2022-05-27
Round dancing during protests in Brest. Photo credit: belsat.eu

On 13 September 2020, the March of Heroes was held in Brest, one of the largest cities in Belarus, to protest against the rigged presidential election. During this protest rally, over a thousand people listened to music, sang songs, laughed, and danced a round dance – everything looked like a festival. Some time later, security forces arrived and started aggressively dispersing the people, firing a water cannon at them. Since then, Brest residents have called this intersection “waterboarding”, and a criminal case that was later opened against the protesters has been dubbed the “round dance” case. The “round dance” case hearings have been going on since January 2021. The defendants, charged with gross violation of public order, are being tried in groups.

Human rights activists call it one of the biggest politically motivated trials in the history of Belarus. There have already been 129 verdicts in the “round dance” case. Those convicted in the case received a combined total of 125 years of probation, more than 90 years of open prison, and about 14 years in prison. Some of the convicted have already served their time and have been released. Some of those convicted managed to flee abroad.

The latest trial was held on 17 May 2022. It has been the fastest trial of Brest protesters so far: it did not even last an hour. Andrei Ulasau and Yuliya Suvalka were sentenced to 3 years of probation.

It became known that two defendants in the sensational trial of Mikalai Autukhovich, in which 12 people are charged with arson and preparation of terrorist attacks, also stand accused in the “round dance” case. These are businesswoman Iryna Melkher and her son Anton.

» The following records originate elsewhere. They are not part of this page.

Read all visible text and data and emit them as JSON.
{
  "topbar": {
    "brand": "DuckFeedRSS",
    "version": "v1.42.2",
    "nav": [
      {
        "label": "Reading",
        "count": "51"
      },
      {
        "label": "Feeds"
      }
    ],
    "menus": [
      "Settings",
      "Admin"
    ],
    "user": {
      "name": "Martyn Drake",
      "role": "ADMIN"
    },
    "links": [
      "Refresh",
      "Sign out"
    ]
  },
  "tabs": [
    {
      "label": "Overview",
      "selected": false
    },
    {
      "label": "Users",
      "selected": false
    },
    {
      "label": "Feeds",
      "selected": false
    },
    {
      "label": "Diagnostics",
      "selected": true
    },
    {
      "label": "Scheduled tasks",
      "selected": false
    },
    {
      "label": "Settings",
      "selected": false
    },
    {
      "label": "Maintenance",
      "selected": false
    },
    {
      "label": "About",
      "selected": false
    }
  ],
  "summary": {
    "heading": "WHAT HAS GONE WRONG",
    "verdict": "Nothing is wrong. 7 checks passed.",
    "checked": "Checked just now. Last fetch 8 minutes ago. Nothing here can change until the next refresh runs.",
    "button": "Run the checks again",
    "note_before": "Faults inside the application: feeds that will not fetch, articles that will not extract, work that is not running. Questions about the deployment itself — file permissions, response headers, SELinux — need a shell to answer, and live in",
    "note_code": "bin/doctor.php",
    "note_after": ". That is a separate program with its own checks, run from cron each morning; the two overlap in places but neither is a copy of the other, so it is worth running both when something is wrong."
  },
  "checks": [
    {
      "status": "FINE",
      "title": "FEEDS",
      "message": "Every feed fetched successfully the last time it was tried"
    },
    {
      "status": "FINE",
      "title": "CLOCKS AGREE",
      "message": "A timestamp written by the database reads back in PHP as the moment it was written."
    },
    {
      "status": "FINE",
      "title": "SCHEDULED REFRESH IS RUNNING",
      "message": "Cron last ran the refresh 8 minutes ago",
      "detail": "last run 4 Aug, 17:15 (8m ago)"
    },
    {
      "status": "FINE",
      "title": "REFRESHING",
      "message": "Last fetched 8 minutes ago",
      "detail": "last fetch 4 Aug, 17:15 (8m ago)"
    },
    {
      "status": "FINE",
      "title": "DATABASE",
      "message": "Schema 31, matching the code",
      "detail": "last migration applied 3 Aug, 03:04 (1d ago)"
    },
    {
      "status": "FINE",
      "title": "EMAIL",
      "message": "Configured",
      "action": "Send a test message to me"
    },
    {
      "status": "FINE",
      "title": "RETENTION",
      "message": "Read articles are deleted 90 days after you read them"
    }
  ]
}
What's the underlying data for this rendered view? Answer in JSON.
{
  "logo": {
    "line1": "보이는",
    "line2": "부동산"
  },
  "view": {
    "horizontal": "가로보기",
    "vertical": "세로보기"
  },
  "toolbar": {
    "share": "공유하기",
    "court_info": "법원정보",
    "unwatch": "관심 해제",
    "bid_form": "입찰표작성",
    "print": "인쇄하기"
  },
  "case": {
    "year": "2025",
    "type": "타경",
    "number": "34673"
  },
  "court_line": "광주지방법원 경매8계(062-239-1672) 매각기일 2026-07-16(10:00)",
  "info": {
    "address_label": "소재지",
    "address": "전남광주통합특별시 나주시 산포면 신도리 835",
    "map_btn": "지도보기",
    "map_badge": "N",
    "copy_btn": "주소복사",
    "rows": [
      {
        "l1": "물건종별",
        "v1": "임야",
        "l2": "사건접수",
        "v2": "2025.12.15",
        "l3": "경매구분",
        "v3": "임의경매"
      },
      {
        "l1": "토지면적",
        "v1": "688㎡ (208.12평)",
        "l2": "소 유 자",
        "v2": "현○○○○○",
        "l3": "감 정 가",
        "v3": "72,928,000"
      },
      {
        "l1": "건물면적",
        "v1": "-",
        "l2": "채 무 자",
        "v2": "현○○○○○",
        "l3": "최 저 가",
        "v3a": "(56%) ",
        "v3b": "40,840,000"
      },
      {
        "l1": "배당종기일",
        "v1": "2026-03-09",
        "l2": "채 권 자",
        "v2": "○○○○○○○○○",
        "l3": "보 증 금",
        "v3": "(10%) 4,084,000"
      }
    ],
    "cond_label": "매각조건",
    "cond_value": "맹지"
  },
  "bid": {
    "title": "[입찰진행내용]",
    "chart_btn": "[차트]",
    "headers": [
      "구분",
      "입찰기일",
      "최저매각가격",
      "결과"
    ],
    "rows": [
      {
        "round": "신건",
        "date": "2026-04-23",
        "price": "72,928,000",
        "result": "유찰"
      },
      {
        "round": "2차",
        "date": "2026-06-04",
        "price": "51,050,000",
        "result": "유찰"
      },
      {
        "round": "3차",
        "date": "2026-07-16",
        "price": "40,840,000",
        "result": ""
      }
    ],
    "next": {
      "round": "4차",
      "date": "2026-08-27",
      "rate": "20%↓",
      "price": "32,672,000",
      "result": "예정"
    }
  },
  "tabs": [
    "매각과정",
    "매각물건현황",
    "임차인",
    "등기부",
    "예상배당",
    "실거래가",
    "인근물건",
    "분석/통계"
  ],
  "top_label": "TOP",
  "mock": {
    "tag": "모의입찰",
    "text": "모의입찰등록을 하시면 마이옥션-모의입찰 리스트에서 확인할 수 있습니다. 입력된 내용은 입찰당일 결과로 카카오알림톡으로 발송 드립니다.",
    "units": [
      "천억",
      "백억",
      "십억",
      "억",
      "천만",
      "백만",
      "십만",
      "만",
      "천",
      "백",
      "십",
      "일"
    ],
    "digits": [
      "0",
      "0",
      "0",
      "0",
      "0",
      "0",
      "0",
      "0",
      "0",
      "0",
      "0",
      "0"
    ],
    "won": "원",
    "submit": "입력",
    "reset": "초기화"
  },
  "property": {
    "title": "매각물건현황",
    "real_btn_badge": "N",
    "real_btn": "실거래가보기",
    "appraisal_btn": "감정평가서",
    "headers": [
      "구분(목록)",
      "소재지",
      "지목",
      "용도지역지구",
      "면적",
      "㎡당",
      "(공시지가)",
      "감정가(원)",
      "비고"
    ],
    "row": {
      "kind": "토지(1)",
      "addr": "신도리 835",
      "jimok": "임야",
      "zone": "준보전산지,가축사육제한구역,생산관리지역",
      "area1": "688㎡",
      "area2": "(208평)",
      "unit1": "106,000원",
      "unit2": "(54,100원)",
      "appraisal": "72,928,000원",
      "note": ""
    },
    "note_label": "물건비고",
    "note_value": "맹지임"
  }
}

One of the previously convicted protesters, political prisoner Yuliya Laptanovich, will be tried again. According to the investigation, she disclosed information on who was involved in the criminal prosecution of her family for a compensation. In addition, her bank card was used to receive funds that she then distributed to the victims of repressions. She faces up to 7 years in prison. Her husband Ihar has been in prison for over a year. Yuliya and Ihar have three children waiting for them at home.